##### Records for the task #####

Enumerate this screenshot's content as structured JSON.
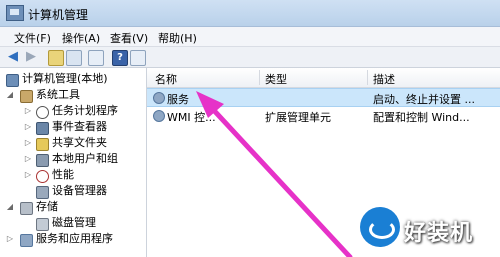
{
  "window": {
    "title": "计算机管理"
  },
  "menu": {
    "file": "文件(F)",
    "action": "操作(A)",
    "view": "查看(V)",
    "help": "帮助(H)"
  },
  "tree": {
    "root": "计算机管理(本地)",
    "system_tools": "系统工具",
    "task_scheduler": "任务计划程序",
    "event_viewer": "事件查看器",
    "shared_folders": "共享文件夹",
    "local_users": "本地用户和组",
    "performance": "性能",
    "device_manager": "设备管理器",
    "storage": "存储",
    "disk_management": "磁盘管理",
    "services_apps": "服务和应用程序"
  },
  "list": {
    "columns": {
      "name": "名称",
      "type": "类型",
      "description": "描述"
    },
    "rows": [
      {
        "name": "服务",
        "type": "",
        "description": "启动、终止并设置 ..."
      },
      {
        "name": "WMI 控...",
        "type": "扩展管理单元",
        "description": "配置和控制 Wind..."
      }
    ]
  },
  "watermark": {
    "text": "好装机"
  },
  "colors": {
    "arrow": "#e632c8",
    "selection": "#cbe6fb",
    "watermark_blue": "#1a7fd4"
  }
}
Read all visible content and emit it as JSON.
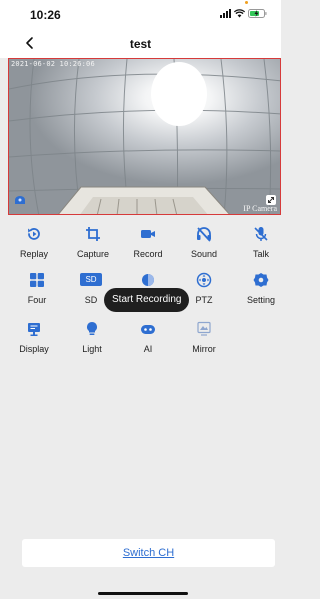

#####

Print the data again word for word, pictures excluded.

Enumerate this screenshot's content as structured JSON.
{
  "window": {
    "title": "计算机管理"
  },
  "menu": {
    "file": "文件(F)",
    "action": "操作(A)",
    "view": "查看(V)",
    "help": "帮助(H)"
  },
  "tree": {
    "root": "计算机管理(本地)",
    "system_tools": "系统工具",
    "task_scheduler": "任务计划程序",
    "event_viewer": "事件查看器",
    "shared_folders": "共享文件夹",
    "local_users": "本地用户和组",
    "performance": "性能",
    "device_manager": "设备管理器",
    "storage": "存储",
    "disk_management": "磁盘管理",
    "services_apps": "服务和应用程序"
  },
  "list": {
    "columns": {
      "name": "名称",
      "type": "类型",
      "description": "描述"
    },
    "rows": [
      {
        "name": "服务",
        "type": "",
        "description": "启动、终止并设置 ..."
      },
      {
        "name": "WMI 控...",
        "type": "扩展管理单元",
        "description": "配置和控制 Wind..."
      }
    ]
  },
  "watermark": {
    "text": "好装机"
  },
  "colors": {
    "arrow": "#e632c8",
    "selection": "#cbe6fb",
    "watermark_blue": "#1a7fd4"
  }
}
Read all visible content and emit it as JSON.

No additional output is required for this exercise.